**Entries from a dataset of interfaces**
· · · ·
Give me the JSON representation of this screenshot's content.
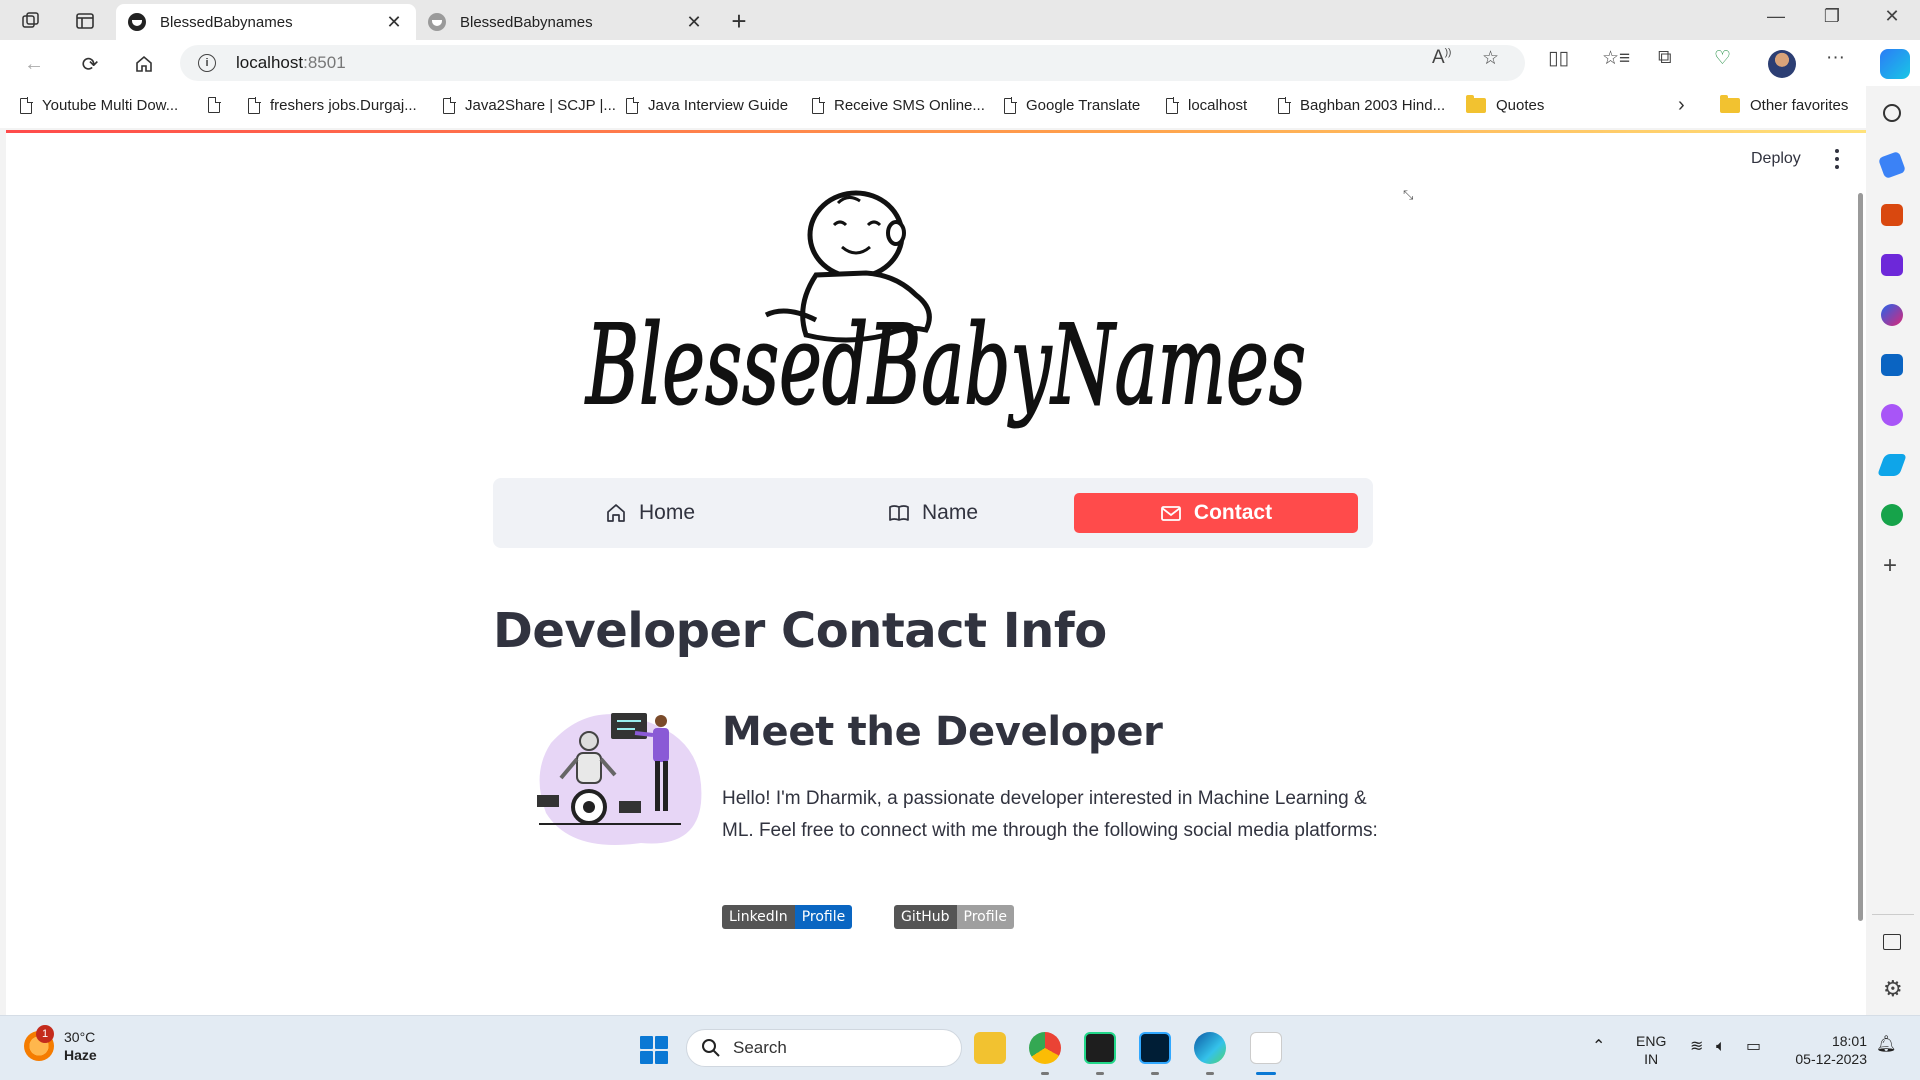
{
  "browser": {
    "tabs": [
      {
        "title": "BlessedBabynames",
        "active": true
      },
      {
        "title": "BlessedBabynames",
        "active": false
      }
    ],
    "url_host": "localhost",
    "url_port": ":8501",
    "favorites": [
      "Youtube Multi Dow...",
      "freshers jobs.Durgaj...",
      "Java2Share | SCJP |...",
      "Java Interview Guide",
      "Receive SMS Online...",
      "Google Translate",
      "localhost",
      "Baghban 2003 Hind...",
      "Quotes",
      "Other favorites"
    ]
  },
  "app": {
    "deploy_label": "Deploy",
    "logo_text": "BlessedBabyNames",
    "nav": {
      "home": "Home",
      "name": "Name",
      "contact": "Contact",
      "active": "contact",
      "accent_color": "#ff4b4b"
    },
    "page_title": "Developer Contact Info",
    "section_title": "Meet the Developer",
    "bio": "Hello! I'm Dharmik, a passionate developer interested in Machine Learning & ML. Feel free to connect with me through the following social media platforms:",
    "badges": [
      {
        "left": "LinkedIn",
        "right": "Profile",
        "color": "#0a66c2"
      },
      {
        "left": "GitHub",
        "right": "Profile",
        "color": "#9f9f9f"
      }
    ]
  },
  "taskbar": {
    "weather_temp": "30°C",
    "weather_desc": "Haze",
    "weather_badge": "1",
    "search_placeholder": "Search",
    "lang_top": "ENG",
    "lang_bottom": "IN",
    "time": "18:01",
    "date": "05-12-2023"
  }
}
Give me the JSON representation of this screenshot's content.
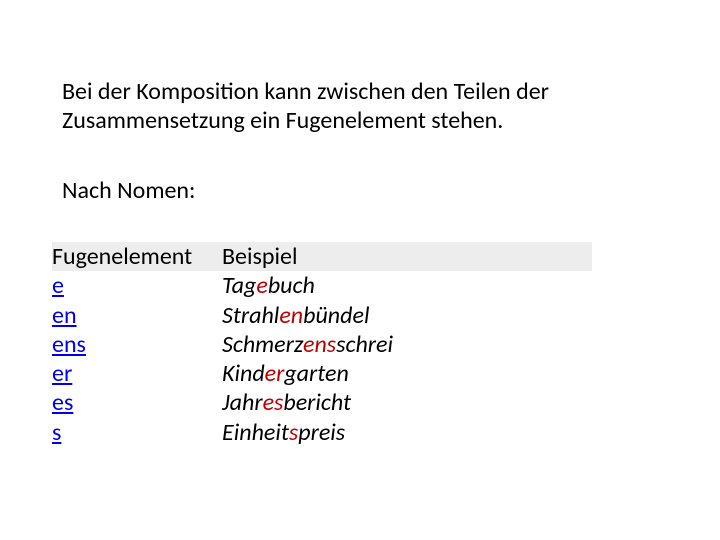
{
  "intro": "Bei der Komposition kann zwischen den Teilen der Zusammensetzung ein Fugenelement stehen.",
  "subhead": "Nach Nomen:",
  "headers": {
    "left": "Fugenelement",
    "right": "Beispiel"
  },
  "rows": [
    {
      "fuge": "e",
      "pre": "Tag",
      "mid": "e",
      "post": "buch"
    },
    {
      "fuge": "en",
      "pre": "Strahl",
      "mid": "en",
      "post": "bündel"
    },
    {
      "fuge": "ens",
      "pre": "Schmerz",
      "mid": "ens",
      "post": "schrei"
    },
    {
      "fuge": "er",
      "pre": "Kind",
      "mid": "er",
      "post": "garten"
    },
    {
      "fuge": "es",
      "pre": "Jahr",
      "mid": "es",
      "post": "bericht"
    },
    {
      "fuge": "s",
      "pre": "Einheit",
      "mid": "s",
      "post": "preis"
    }
  ]
}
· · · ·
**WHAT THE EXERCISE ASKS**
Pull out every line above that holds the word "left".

**THE COMPLETED TASK**
        "left": "LinkedIn",
        "left": "GitHub",
    "left": "Fugenelement",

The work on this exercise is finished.